Anyway, here it is. At the start I thought it was doing better than some numbers on the most recent broadcast of the Tony Awards, but my mind changed by the end.

And you won’t here much about it, but Tina Fey and Steve Martin poked fun at Scientology.

Chicago Playworks’ “Alice in Wonderland”

I am highly recommending this production that has pretty much nothing but DePaul Theatre School people involved with this, except for the director, Sean Graney, who is the Artistic Director of The Hypocrites.

The show felt like an engrossing nightmare that had moments of being absolutely wonderful, which made the creepiness of the show even better. The lights and set (designed by BFA students Casey Diers and Stephen H. Carmody) added to this feel as did the vaudeville feeling costumes (designed by BFA student Alarie Hammock). The acting was great (again, all of the actors were DePaul students) and I personally don’t think that the show will frighten young children. (I would like to add that this is the second largest venue I’ve been in this season and also seemed to have the youngest audience.) Some of the actors in the Wonderland part came out into the theatre before the show and said hi to the audience. I would have to say that would put the children at ease.

Oh, plus, tickets are $8 and it’s in the Merle Reskin Theatre which is a beautiful facility.

But I do recommend those that are not fond of stage fog should not sit in the first few rows.
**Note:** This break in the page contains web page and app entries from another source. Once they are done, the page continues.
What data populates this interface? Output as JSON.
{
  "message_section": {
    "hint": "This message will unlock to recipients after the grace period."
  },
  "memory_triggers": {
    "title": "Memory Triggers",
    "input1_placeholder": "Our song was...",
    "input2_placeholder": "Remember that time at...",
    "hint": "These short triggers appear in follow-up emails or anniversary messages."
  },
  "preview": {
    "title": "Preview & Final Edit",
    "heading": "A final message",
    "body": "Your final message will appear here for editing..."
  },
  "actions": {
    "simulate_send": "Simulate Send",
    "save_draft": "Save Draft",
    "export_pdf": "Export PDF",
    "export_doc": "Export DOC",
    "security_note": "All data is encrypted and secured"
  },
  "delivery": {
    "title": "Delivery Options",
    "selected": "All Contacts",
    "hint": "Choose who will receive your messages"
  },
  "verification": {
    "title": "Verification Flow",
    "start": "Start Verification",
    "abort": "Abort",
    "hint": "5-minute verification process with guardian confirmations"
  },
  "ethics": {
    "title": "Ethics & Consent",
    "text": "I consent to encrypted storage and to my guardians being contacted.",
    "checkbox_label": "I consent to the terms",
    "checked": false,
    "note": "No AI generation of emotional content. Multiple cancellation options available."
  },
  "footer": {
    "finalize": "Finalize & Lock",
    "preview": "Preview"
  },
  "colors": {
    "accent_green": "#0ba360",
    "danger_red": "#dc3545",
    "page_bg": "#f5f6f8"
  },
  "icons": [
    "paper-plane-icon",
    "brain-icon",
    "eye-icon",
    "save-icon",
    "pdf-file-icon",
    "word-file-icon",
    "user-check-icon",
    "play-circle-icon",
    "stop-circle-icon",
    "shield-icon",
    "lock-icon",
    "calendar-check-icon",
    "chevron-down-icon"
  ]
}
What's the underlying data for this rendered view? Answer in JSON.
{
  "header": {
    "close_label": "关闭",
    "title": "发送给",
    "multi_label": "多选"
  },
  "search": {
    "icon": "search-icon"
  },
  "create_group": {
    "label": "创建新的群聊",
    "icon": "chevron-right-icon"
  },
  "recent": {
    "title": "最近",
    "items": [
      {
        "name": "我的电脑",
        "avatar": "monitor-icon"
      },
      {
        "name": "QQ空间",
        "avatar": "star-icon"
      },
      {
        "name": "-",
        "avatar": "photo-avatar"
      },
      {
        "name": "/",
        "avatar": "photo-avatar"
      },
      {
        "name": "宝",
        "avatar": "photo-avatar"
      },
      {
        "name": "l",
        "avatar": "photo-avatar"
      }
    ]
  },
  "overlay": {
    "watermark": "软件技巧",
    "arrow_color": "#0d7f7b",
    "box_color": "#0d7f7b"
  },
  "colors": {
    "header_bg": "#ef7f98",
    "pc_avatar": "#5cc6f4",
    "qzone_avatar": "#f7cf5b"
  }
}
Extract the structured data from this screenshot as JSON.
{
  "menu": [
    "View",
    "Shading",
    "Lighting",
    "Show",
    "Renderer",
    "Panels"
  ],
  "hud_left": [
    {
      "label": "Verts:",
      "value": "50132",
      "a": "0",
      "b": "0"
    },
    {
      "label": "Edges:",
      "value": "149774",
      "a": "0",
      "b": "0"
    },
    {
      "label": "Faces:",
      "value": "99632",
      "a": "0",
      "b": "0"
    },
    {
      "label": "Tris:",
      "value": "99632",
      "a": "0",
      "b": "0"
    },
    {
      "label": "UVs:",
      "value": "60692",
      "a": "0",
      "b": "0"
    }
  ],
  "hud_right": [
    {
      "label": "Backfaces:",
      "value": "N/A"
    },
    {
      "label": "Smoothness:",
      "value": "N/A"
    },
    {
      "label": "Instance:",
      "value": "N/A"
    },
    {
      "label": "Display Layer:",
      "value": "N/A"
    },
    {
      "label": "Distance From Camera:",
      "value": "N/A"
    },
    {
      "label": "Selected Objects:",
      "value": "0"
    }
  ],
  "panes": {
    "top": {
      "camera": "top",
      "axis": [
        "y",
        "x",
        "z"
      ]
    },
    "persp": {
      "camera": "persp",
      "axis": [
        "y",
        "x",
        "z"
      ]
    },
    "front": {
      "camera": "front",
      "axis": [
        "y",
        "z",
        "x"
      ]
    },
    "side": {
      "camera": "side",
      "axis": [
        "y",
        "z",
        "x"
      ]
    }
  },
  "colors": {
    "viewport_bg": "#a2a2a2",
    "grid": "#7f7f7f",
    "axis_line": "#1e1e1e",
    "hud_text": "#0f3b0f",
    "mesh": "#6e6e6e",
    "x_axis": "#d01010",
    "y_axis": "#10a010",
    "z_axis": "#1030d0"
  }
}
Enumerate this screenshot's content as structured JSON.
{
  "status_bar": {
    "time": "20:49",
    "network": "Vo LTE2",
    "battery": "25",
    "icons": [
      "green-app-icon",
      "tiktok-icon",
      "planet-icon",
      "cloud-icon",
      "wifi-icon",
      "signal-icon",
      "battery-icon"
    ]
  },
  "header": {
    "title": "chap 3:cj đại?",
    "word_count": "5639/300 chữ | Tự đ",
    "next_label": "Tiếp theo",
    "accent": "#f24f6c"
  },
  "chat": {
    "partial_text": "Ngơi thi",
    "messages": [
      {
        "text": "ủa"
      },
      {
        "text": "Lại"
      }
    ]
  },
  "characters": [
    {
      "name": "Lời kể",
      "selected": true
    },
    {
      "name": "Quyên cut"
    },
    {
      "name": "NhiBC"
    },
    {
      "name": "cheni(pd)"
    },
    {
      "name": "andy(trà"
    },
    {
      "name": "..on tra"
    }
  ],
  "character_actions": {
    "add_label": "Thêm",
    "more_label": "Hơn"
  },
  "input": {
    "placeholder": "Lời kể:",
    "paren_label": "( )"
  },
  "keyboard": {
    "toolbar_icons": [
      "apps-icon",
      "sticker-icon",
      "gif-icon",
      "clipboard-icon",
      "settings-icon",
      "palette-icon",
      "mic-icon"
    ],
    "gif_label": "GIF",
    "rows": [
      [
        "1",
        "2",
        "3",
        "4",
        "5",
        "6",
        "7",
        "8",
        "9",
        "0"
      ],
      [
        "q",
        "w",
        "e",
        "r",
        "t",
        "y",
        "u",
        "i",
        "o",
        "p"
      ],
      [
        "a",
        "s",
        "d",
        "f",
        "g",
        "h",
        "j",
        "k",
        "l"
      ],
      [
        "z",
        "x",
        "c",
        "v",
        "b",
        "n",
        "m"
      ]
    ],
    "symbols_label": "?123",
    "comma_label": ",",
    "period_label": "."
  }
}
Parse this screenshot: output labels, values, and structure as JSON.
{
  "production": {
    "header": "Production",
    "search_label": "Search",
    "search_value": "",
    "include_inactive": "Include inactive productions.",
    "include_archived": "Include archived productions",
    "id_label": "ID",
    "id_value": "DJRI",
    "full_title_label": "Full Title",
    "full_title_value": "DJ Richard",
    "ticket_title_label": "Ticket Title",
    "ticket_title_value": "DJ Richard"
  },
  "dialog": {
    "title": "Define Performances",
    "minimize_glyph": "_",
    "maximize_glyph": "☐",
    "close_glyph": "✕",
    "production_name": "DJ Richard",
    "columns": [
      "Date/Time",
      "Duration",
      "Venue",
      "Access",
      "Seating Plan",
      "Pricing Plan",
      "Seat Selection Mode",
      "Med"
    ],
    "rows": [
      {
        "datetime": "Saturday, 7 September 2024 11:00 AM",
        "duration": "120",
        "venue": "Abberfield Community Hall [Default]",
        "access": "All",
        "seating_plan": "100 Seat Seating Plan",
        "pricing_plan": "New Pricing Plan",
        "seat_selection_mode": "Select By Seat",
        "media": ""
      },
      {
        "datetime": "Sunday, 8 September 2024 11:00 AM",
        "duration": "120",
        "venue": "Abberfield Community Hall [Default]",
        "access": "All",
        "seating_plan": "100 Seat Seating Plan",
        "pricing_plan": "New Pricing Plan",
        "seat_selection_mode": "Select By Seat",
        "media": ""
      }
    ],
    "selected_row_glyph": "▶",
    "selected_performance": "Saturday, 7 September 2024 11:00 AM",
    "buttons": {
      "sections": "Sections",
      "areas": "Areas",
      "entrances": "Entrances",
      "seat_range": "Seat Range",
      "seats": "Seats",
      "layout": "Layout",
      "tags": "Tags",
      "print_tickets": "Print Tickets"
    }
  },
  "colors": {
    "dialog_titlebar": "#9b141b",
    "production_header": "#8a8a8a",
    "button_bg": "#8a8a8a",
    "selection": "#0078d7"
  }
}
As Usual, The Courier and I Are Not Seeing Eye to Eye

In yesterday’s Waterloo Courier there was a review of “Importance of Being Earnest,” which I panned on Sunday. The title of the review, by George F. Day (what the hell ever happened to Barbara Lounsberry?), is “Oster Regent’s ‘Importance of Being Earnest’ ably performed.”

Whoa, the Oster Regent is the venue, not the company. Cedar Falls Community Theatre is the company.

Anyway, Day loved it, I’m guessing. I don’t know, he doesn’t address the actors’ performance. But here are some excerpts:

On the show:

“It is set in England and, to be convincing, the actors need to adopt a British accent.

Its humor is delightful but often so subtle that many a modern viewer may not “get it.”

It is set in Victorian times and the customs and mores depicted may well appear bizarre to today’s laid-back generation.

Those are three consecutive paragraphs, by the way.

Okay, here’s my problem. Eric Clark and the other critics at the Cedar Rapids Gazette have fewer words than this Day guy (really, what happened to Harvey Hess and Lounsberry?) and they write better reviews. I mean, the Courier writes a nice summary with the name of the actors (I would give you a link to the review, but we’re talking about the Courier and they don’t put their theater reviews on their website.) with some discussions on the set and costumes. (“But the quarters occupied by Algy Moncrieff look more like a room in a Motel 6 than the West End pad of a wealthy upper-class Londoner.” Touche, Mr. Day. I was thrilled when actors got on the set because my eyes hurt less.)

Oh, but here’s the real kicker:

“(In the interest of full disclosure: Many many years ago, I had a part in this play. I am forced to admit that the current production is probably superior to that one.)”

I know that the Courier has other critics. Why didn’t they review this? Day has an bias to the show, unless he hated it after doing this show.

I’m just, mad. I don’t even think the guys at Critic-O-Meter (which I love, thank you) could grade this review.

But hey, at least the 65-year-olds that see CFCT plays read the Courier. This will make an impression, unlike my review.

The Following Websites are Blocked by My School District

About Last Night, which is Wall Street Journal theatre critic Terry Teachout’s blog.


The Playgoer, Parabasis, The Clyde Fitch Report, Moxie the Maven, and Iowa Theatre.

Theatre Cedar Rapids’ website.

The New York Times theater page. I’m not sure if that’s because of the review for Sarah Ruhl’s new play “In the Next Room (or the Vibrator Play).

This blog.

These all suddenly became blocked either last night, or today. All I know is that I should have taken a picture my face while I was trying to find information for my article on plays in March when I couldn’t access any of the websites and I was eating my salad at the same time.